Website and app data records.
[Start of section]
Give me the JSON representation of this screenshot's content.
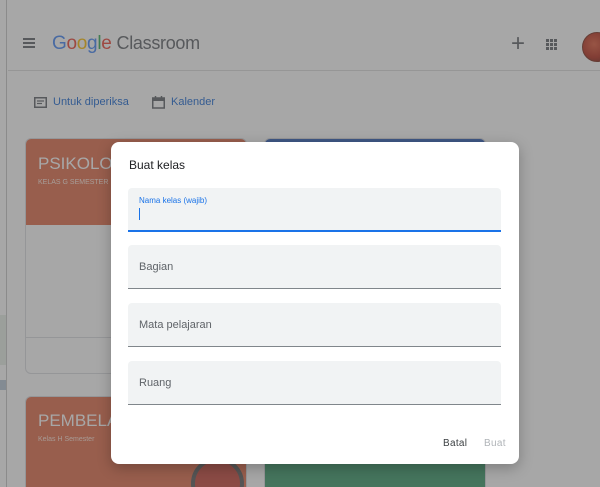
{
  "header": {
    "logo_letters": [
      "G",
      "o",
      "o",
      "g",
      "l",
      "e"
    ],
    "product": "Classroom"
  },
  "subnav": {
    "to_review": "Untuk diperiksa",
    "calendar": "Kalender"
  },
  "cards": [
    {
      "title": "PSIKOLOG",
      "subtitle": "KELAS G SEMESTER",
      "color": "#e06d4b"
    },
    {
      "title": "",
      "subtitle": "",
      "color": "#2f5fb8"
    },
    {
      "title": "PEMBELA",
      "subtitle": "Kelas H Semester",
      "color": "#e06d4b"
    },
    {
      "title": "",
      "subtitle": "",
      "color": "#3a9a6a"
    }
  ],
  "dialog": {
    "title": "Buat kelas",
    "fields": {
      "class_name_label": "Nama kelas (wajib)",
      "section": "Bagian",
      "subject": "Mata pelajaran",
      "room": "Ruang"
    },
    "cancel_label": "Batal",
    "create_label": "Buat"
  },
  "colors": {
    "accent": "#1a73e8",
    "field_bg": "#f1f3f4"
  }
}
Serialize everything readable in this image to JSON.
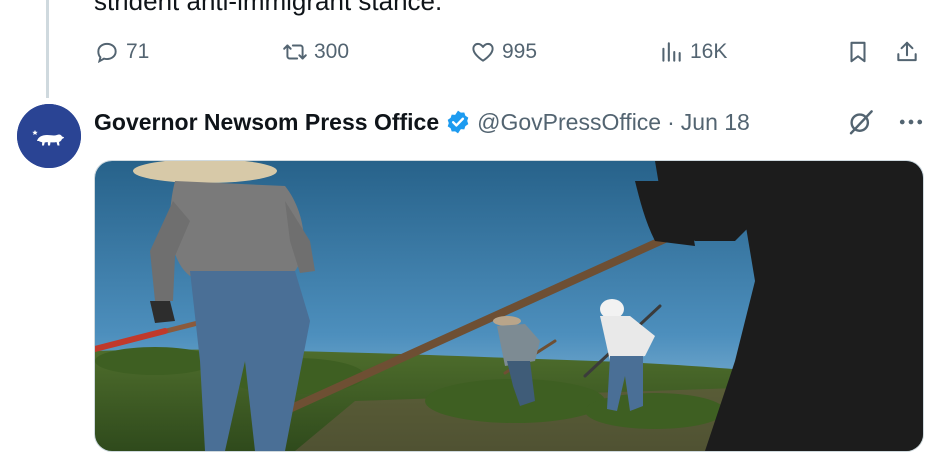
{
  "previous_tweet": {
    "text_fragment": "strident anti-immigrant stance."
  },
  "actions": {
    "reply_count": "71",
    "retweet_count": "300",
    "like_count": "995",
    "views_count": "16K"
  },
  "tweet": {
    "display_name": "Governor Newsom Press Office",
    "handle": "@GovPressOffice",
    "separator": "·",
    "date": "Jun 18"
  },
  "colors": {
    "verified_blue": "#1d9bf0",
    "muted_text": "#536471",
    "avatar_bg": "#2a4494"
  },
  "icons": [
    "reply-icon",
    "retweet-icon",
    "like-icon",
    "views-icon",
    "bookmark-icon",
    "share-icon",
    "verified-badge-icon",
    "grok-icon",
    "more-icon"
  ]
}
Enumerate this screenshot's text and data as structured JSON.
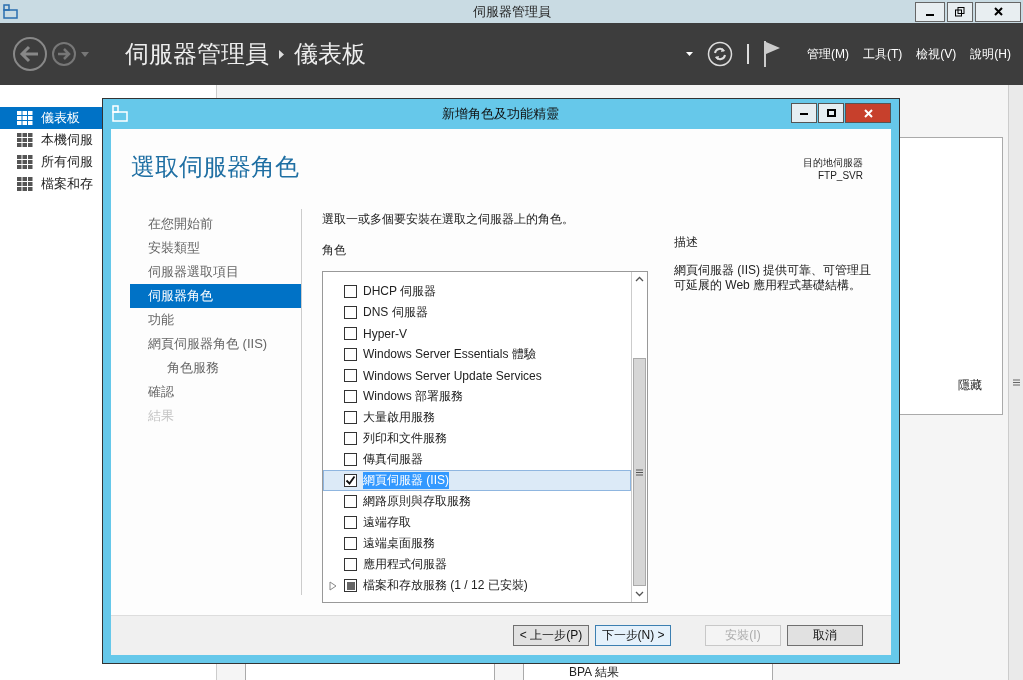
{
  "window": {
    "title": "伺服器管理員"
  },
  "header": {
    "breadcrumb": [
      "伺服器管理員",
      "儀表板"
    ],
    "menu": [
      "管理(M)",
      "工具(T)",
      "檢視(V)",
      "說明(H)"
    ]
  },
  "sidebar": {
    "items": [
      {
        "label": "儀表板",
        "selected": true
      },
      {
        "label": "本機伺服",
        "selected": false
      },
      {
        "label": "所有伺服",
        "selected": false
      },
      {
        "label": "檔案和存",
        "selected": false
      }
    ]
  },
  "background": {
    "panel_link": "隱藏",
    "bottom_label": "BPA 結果"
  },
  "dialog": {
    "title": "新增角色及功能精靈",
    "heading": "選取伺服器角色",
    "destination_label": "目的地伺服器",
    "destination_server": "FTP_SVR",
    "steps": [
      {
        "label": "在您開始前",
        "selected": false,
        "disabled": false
      },
      {
        "label": "安裝類型",
        "selected": false,
        "disabled": false
      },
      {
        "label": "伺服器選取項目",
        "selected": false,
        "disabled": false
      },
      {
        "label": "伺服器角色",
        "selected": true,
        "disabled": false
      },
      {
        "label": "功能",
        "selected": false,
        "disabled": false
      },
      {
        "label": "網頁伺服器角色 (IIS)",
        "selected": false,
        "disabled": false,
        "children": [
          {
            "label": "角色服務",
            "selected": false,
            "disabled": false
          }
        ]
      },
      {
        "label": "確認",
        "selected": false,
        "disabled": false
      },
      {
        "label": "結果",
        "selected": false,
        "disabled": true
      }
    ],
    "instruction": "選取一或多個要安裝在選取之伺服器上的角色。",
    "roles_label": "角色",
    "roles": [
      {
        "kind": "role",
        "label": "DHCP 伺服器",
        "checked": false,
        "selected": false
      },
      {
        "kind": "role",
        "label": "DNS 伺服器",
        "checked": false,
        "selected": false
      },
      {
        "kind": "role",
        "label": "Hyper-V",
        "checked": false,
        "selected": false
      },
      {
        "kind": "role",
        "label": "Windows Server Essentials 體驗",
        "checked": false,
        "selected": false
      },
      {
        "kind": "role",
        "label": "Windows Server Update Services",
        "checked": false,
        "selected": false
      },
      {
        "kind": "role",
        "label": "Windows 部署服務",
        "checked": false,
        "selected": false
      },
      {
        "kind": "role",
        "label": "大量啟用服務",
        "checked": false,
        "selected": false
      },
      {
        "kind": "role",
        "label": "列印和文件服務",
        "checked": false,
        "selected": false
      },
      {
        "kind": "role",
        "label": "傳真伺服器",
        "checked": false,
        "selected": false
      },
      {
        "kind": "role",
        "label": "網頁伺服器 (IIS)",
        "checked": true,
        "selected": true
      },
      {
        "kind": "role",
        "label": "網路原則與存取服務",
        "checked": false,
        "selected": false
      },
      {
        "kind": "role",
        "label": "遠端存取",
        "checked": false,
        "selected": false
      },
      {
        "kind": "role",
        "label": "遠端桌面服務",
        "checked": false,
        "selected": false
      },
      {
        "kind": "role",
        "label": "應用程式伺服器",
        "checked": false,
        "selected": false
      },
      {
        "kind": "partial_group",
        "label": "檔案和存放服務 (1 / 12 已安裝)",
        "checked": false,
        "selected": false
      }
    ],
    "description_label": "描述",
    "description": "網頁伺服器 (IIS) 提供可靠、可管理且可延展的 Web 應用程式基礎結構。",
    "buttons": [
      {
        "label": "< 上一步(P)",
        "disabled": false,
        "default": false
      },
      {
        "label": "下一步(N) >",
        "disabled": false,
        "default": true
      },
      {
        "label": "安裝(I)",
        "disabled": true,
        "default": false
      },
      {
        "label": "取消",
        "disabled": false,
        "default": false
      }
    ]
  }
}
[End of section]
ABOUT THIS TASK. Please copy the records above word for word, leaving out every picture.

ANSWER SECTION.
Give me the JSON representation of this screenshot's content.
{
  "header": {
    "logo_letters": [
      "G",
      "o",
      "o",
      "g",
      "l",
      "e"
    ],
    "product": "Classroom"
  },
  "subnav": {
    "to_review": "Untuk diperiksa",
    "calendar": "Kalender"
  },
  "cards": [
    {
      "title": "PSIKOLOG",
      "subtitle": "KELAS G SEMESTER",
      "color": "#e06d4b"
    },
    {
      "title": "",
      "subtitle": "",
      "color": "#2f5fb8"
    },
    {
      "title": "PEMBELA",
      "subtitle": "Kelas H Semester",
      "color": "#e06d4b"
    },
    {
      "title": "",
      "subtitle": "",
      "color": "#3a9a6a"
    }
  ],
  "dialog": {
    "title": "Buat kelas",
    "fields": {
      "class_name_label": "Nama kelas (wajib)",
      "section": "Bagian",
      "subject": "Mata pelajaran",
      "room": "Ruang"
    },
    "cancel_label": "Batal",
    "create_label": "Buat"
  },
  "colors": {
    "accent": "#1a73e8",
    "field_bg": "#f1f3f4"
  }
}
Serialize everything readable in this image to JSON.
{
  "previous_tweet": {
    "text_fragment": "strident anti-immigrant stance."
  },
  "actions": {
    "reply_count": "71",
    "retweet_count": "300",
    "like_count": "995",
    "views_count": "16K"
  },
  "tweet": {
    "display_name": "Governor Newsom Press Office",
    "handle": "@GovPressOffice",
    "separator": "·",
    "date": "Jun 18"
  },
  "colors": {
    "verified_blue": "#1d9bf0",
    "muted_text": "#536471",
    "avatar_bg": "#2a4494"
  },
  "icons": [
    "reply-icon",
    "retweet-icon",
    "like-icon",
    "views-icon",
    "bookmark-icon",
    "share-icon",
    "verified-badge-icon",
    "grok-icon",
    "more-icon"
  ]
}
Enumerate this screenshot's text and data as structured JSON.
{
  "window": {
    "title": "伺服器管理員"
  },
  "header": {
    "breadcrumb": [
      "伺服器管理員",
      "儀表板"
    ],
    "menu": [
      "管理(M)",
      "工具(T)",
      "檢視(V)",
      "說明(H)"
    ]
  },
  "sidebar": {
    "items": [
      {
        "label": "儀表板",
        "selected": true
      },
      {
        "label": "本機伺服",
        "selected": false
      },
      {
        "label": "所有伺服",
        "selected": false
      },
      {
        "label": "檔案和存",
        "selected": false
      }
    ]
  },
  "background": {
    "panel_link": "隱藏",
    "bottom_label": "BPA 結果"
  },
  "dialog": {
    "title": "新增角色及功能精靈",
    "heading": "選取伺服器角色",
    "destination_label": "目的地伺服器",
    "destination_server": "FTP_SVR",
    "steps": [
      {
        "label": "在您開始前",
        "selected": false,
        "disabled": false
      },
      {
        "label": "安裝類型",
        "selected": false,
        "disabled": false
      },
      {
        "label": "伺服器選取項目",
        "selected": false,
        "disabled": false
      },
      {
        "label": "伺服器角色",
        "selected": true,
        "disabled": false
      },
      {
        "label": "功能",
        "selected": false,
        "disabled": false
      },
      {
        "label": "網頁伺服器角色 (IIS)",
        "selected": false,
        "disabled": false,
        "children": [
          {
            "label": "角色服務",
            "selected": false,
            "disabled": false
          }
        ]
      },
      {
        "label": "確認",
        "selected": false,
        "disabled": false
      },
      {
        "label": "結果",
        "selected": false,
        "disabled": true
      }
    ],
    "instruction": "選取一或多個要安裝在選取之伺服器上的角色。",
    "roles_label": "角色",
    "roles": [
      {
        "kind": "role",
        "label": "DHCP 伺服器",
        "checked": false,
        "selected": false
      },
      {
        "kind": "role",
        "label": "DNS 伺服器",
        "checked": false,
        "selected": false
      },
      {
        "kind": "role",
        "label": "Hyper-V",
        "checked": false,
        "selected": false
      },
      {
        "kind": "role",
        "label": "Windows Server Essentials 體驗",
        "checked": false,
        "selected": false
      },
      {
        "kind": "role",
        "label": "Windows Server Update Services",
        "checked": false,
        "selected": false
      },
      {
        "kind": "role",
        "label": "Windows 部署服務",
        "checked": false,
        "selected": false
      },
      {
        "kind": "role",
        "label": "大量啟用服務",
        "checked": false,
        "selected": false
      },
      {
        "kind": "role",
        "label": "列印和文件服務",
        "checked": false,
        "selected": false
      },
      {
        "kind": "role",
        "label": "傳真伺服器",
        "checked": false,
        "selected": false
      },
      {
        "kind": "role",
        "label": "網頁伺服器 (IIS)",
        "checked": true,
        "selected": true
      },
      {
        "kind": "role",
        "label": "網路原則與存取服務",
        "checked": false,
        "selected": false
      },
      {
        "kind": "role",
        "label": "遠端存取",
        "checked": false,
        "selected": false
      },
      {
        "kind": "role",
        "label": "遠端桌面服務",
        "checked": false,
        "selected": false
      },
      {
        "kind": "role",
        "label": "應用程式伺服器",
        "checked": false,
        "selected": false
      },
      {
        "kind": "partial_group",
        "label": "檔案和存放服務 (1 / 12 已安裝)",
        "checked": false,
        "selected": false
      }
    ],
    "description_label": "描述",
    "description": "網頁伺服器 (IIS) 提供可靠、可管理且可延展的 Web 應用程式基礎結構。",
    "buttons": [
      {
        "label": "< 上一步(P)",
        "disabled": false,
        "default": false
      },
      {
        "label": "下一步(N) >",
        "disabled": false,
        "default": true
      },
      {
        "label": "安裝(I)",
        "disabled": true,
        "default": false
      },
      {
        "label": "取消",
        "disabled": false,
        "default": false
      }
    ]
  }
}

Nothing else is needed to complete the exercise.